Collection entries:
..............................

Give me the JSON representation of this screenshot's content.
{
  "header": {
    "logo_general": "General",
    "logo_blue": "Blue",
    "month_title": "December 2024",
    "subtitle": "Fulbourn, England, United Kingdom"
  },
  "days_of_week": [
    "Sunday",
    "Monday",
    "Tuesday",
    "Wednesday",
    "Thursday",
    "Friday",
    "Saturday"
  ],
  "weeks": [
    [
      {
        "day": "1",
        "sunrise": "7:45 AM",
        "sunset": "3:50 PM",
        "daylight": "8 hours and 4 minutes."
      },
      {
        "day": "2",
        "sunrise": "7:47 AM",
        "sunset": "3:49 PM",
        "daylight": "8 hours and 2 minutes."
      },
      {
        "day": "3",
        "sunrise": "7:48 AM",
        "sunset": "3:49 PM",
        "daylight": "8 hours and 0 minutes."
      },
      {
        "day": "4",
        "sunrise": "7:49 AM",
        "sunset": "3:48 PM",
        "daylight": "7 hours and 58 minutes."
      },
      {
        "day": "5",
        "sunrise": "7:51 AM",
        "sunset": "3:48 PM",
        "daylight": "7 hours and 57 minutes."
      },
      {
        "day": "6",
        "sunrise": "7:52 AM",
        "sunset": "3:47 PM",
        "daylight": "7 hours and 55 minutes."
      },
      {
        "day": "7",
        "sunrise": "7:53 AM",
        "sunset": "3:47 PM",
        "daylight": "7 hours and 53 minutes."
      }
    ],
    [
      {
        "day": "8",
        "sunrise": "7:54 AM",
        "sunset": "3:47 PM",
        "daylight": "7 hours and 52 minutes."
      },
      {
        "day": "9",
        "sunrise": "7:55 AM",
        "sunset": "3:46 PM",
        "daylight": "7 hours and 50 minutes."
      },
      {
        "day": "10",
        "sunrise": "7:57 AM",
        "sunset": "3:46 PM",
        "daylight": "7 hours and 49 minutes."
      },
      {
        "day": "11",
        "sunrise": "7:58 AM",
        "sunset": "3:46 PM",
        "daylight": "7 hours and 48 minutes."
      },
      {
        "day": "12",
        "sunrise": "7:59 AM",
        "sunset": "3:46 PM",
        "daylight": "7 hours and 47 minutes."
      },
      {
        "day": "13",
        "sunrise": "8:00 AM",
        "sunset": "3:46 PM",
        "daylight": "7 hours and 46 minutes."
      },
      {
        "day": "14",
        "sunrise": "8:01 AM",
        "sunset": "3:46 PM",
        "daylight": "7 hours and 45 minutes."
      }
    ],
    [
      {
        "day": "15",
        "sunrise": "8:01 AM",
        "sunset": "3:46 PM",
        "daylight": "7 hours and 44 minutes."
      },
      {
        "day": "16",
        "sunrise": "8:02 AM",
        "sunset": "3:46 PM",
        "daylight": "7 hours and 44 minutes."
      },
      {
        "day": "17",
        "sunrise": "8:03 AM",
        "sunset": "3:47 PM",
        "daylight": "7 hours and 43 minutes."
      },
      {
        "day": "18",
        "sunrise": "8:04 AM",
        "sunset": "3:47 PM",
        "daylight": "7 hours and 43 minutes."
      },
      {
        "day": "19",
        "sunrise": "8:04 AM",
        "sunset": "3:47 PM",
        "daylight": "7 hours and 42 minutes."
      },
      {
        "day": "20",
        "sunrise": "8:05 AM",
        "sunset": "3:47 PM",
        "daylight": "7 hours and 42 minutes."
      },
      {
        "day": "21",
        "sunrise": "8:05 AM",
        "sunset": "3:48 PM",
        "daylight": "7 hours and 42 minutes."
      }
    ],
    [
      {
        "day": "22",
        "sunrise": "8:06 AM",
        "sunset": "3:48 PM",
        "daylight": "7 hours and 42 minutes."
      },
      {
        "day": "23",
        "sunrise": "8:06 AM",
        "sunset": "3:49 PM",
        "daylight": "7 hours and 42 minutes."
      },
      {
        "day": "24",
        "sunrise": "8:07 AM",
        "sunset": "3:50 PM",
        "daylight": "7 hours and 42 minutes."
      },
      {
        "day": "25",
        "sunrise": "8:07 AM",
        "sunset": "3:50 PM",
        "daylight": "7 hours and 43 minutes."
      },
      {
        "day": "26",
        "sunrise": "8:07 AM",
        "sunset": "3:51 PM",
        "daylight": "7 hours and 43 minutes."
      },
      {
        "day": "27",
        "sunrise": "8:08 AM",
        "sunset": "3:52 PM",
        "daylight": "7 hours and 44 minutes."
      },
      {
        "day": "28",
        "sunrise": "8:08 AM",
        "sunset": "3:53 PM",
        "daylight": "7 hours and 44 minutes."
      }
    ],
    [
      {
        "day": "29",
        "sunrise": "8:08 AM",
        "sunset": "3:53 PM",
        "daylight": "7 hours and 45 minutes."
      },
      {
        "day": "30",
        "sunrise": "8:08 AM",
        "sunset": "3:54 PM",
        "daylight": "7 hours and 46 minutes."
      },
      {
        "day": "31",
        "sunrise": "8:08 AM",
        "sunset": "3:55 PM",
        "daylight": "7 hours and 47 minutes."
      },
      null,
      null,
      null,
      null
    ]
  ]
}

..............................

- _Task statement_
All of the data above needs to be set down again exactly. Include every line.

- _Solved exercise_
Give me the JSON representation of this screenshot's content.
{
  "header": {
    "logo_general": "General",
    "logo_blue": "Blue",
    "month_title": "December 2024",
    "subtitle": "Fulbourn, England, United Kingdom"
  },
  "days_of_week": [
    "Sunday",
    "Monday",
    "Tuesday",
    "Wednesday",
    "Thursday",
    "Friday",
    "Saturday"
  ],
  "weeks": [
    [
      {
        "day": "1",
        "sunrise": "7:45 AM",
        "sunset": "3:50 PM",
        "daylight": "8 hours and 4 minutes."
      },
      {
        "day": "2",
        "sunrise": "7:47 AM",
        "sunset": "3:49 PM",
        "daylight": "8 hours and 2 minutes."
      },
      {
        "day": "3",
        "sunrise": "7:48 AM",
        "sunset": "3:49 PM",
        "daylight": "8 hours and 0 minutes."
      },
      {
        "day": "4",
        "sunrise": "7:49 AM",
        "sunset": "3:48 PM",
        "daylight": "7 hours and 58 minutes."
      },
      {
        "day": "5",
        "sunrise": "7:51 AM",
        "sunset": "3:48 PM",
        "daylight": "7 hours and 57 minutes."
      },
      {
        "day": "6",
        "sunrise": "7:52 AM",
        "sunset": "3:47 PM",
        "daylight": "7 hours and 55 minutes."
      },
      {
        "day": "7",
        "sunrise": "7:53 AM",
        "sunset": "3:47 PM",
        "daylight": "7 hours and 53 minutes."
      }
    ],
    [
      {
        "day": "8",
        "sunrise": "7:54 AM",
        "sunset": "3:47 PM",
        "daylight": "7 hours and 52 minutes."
      },
      {
        "day": "9",
        "sunrise": "7:55 AM",
        "sunset": "3:46 PM",
        "daylight": "7 hours and 50 minutes."
      },
      {
        "day": "10",
        "sunrise": "7:57 AM",
        "sunset": "3:46 PM",
        "daylight": "7 hours and 49 minutes."
      },
      {
        "day": "11",
        "sunrise": "7:58 AM",
        "sunset": "3:46 PM",
        "daylight": "7 hours and 48 minutes."
      },
      {
        "day": "12",
        "sunrise": "7:59 AM",
        "sunset": "3:46 PM",
        "daylight": "7 hours and 47 minutes."
      },
      {
        "day": "13",
        "sunrise": "8:00 AM",
        "sunset": "3:46 PM",
        "daylight": "7 hours and 46 minutes."
      },
      {
        "day": "14",
        "sunrise": "8:01 AM",
        "sunset": "3:46 PM",
        "daylight": "7 hours and 45 minutes."
      }
    ],
    [
      {
        "day": "15",
        "sunrise": "8:01 AM",
        "sunset": "3:46 PM",
        "daylight": "7 hours and 44 minutes."
      },
      {
        "day": "16",
        "sunrise": "8:02 AM",
        "sunset": "3:46 PM",
        "daylight": "7 hours and 44 minutes."
      },
      {
        "day": "17",
        "sunrise": "8:03 AM",
        "sunset": "3:47 PM",
        "daylight": "7 hours and 43 minutes."
      },
      {
        "day": "18",
        "sunrise": "8:04 AM",
        "sunset": "3:47 PM",
        "daylight": "7 hours and 43 minutes."
      },
      {
        "day": "19",
        "sunrise": "8:04 AM",
        "sunset": "3:47 PM",
        "daylight": "7 hours and 42 minutes."
      },
      {
        "day": "20",
        "sunrise": "8:05 AM",
        "sunset": "3:47 PM",
        "daylight": "7 hours and 42 minutes."
      },
      {
        "day": "21",
        "sunrise": "8:05 AM",
        "sunset": "3:48 PM",
        "daylight": "7 hours and 42 minutes."
      }
    ],
    [
      {
        "day": "22",
        "sunrise": "8:06 AM",
        "sunset": "3:48 PM",
        "daylight": "7 hours and 42 minutes."
      },
      {
        "day": "23",
        "sunrise": "8:06 AM",
        "sunset": "3:49 PM",
        "daylight": "7 hours and 42 minutes."
      },
      {
        "day": "24",
        "sunrise": "8:07 AM",
        "sunset": "3:50 PM",
        "daylight": "7 hours and 42 minutes."
      },
      {
        "day": "25",
        "sunrise": "8:07 AM",
        "sunset": "3:50 PM",
        "daylight": "7 hours and 43 minutes."
      },
      {
        "day": "26",
        "sunrise": "8:07 AM",
        "sunset": "3:51 PM",
        "daylight": "7 hours and 43 minutes."
      },
      {
        "day": "27",
        "sunrise": "8:08 AM",
        "sunset": "3:52 PM",
        "daylight": "7 hours and 44 minutes."
      },
      {
        "day": "28",
        "sunrise": "8:08 AM",
        "sunset": "3:53 PM",
        "daylight": "7 hours and 44 minutes."
      }
    ],
    [
      {
        "day": "29",
        "sunrise": "8:08 AM",
        "sunset": "3:53 PM",
        "daylight": "7 hours and 45 minutes."
      },
      {
        "day": "30",
        "sunrise": "8:08 AM",
        "sunset": "3:54 PM",
        "daylight": "7 hours and 46 minutes."
      },
      {
        "day": "31",
        "sunrise": "8:08 AM",
        "sunset": "3:55 PM",
        "daylight": "7 hours and 47 minutes."
      },
      null,
      null,
      null,
      null
    ]
  ]
}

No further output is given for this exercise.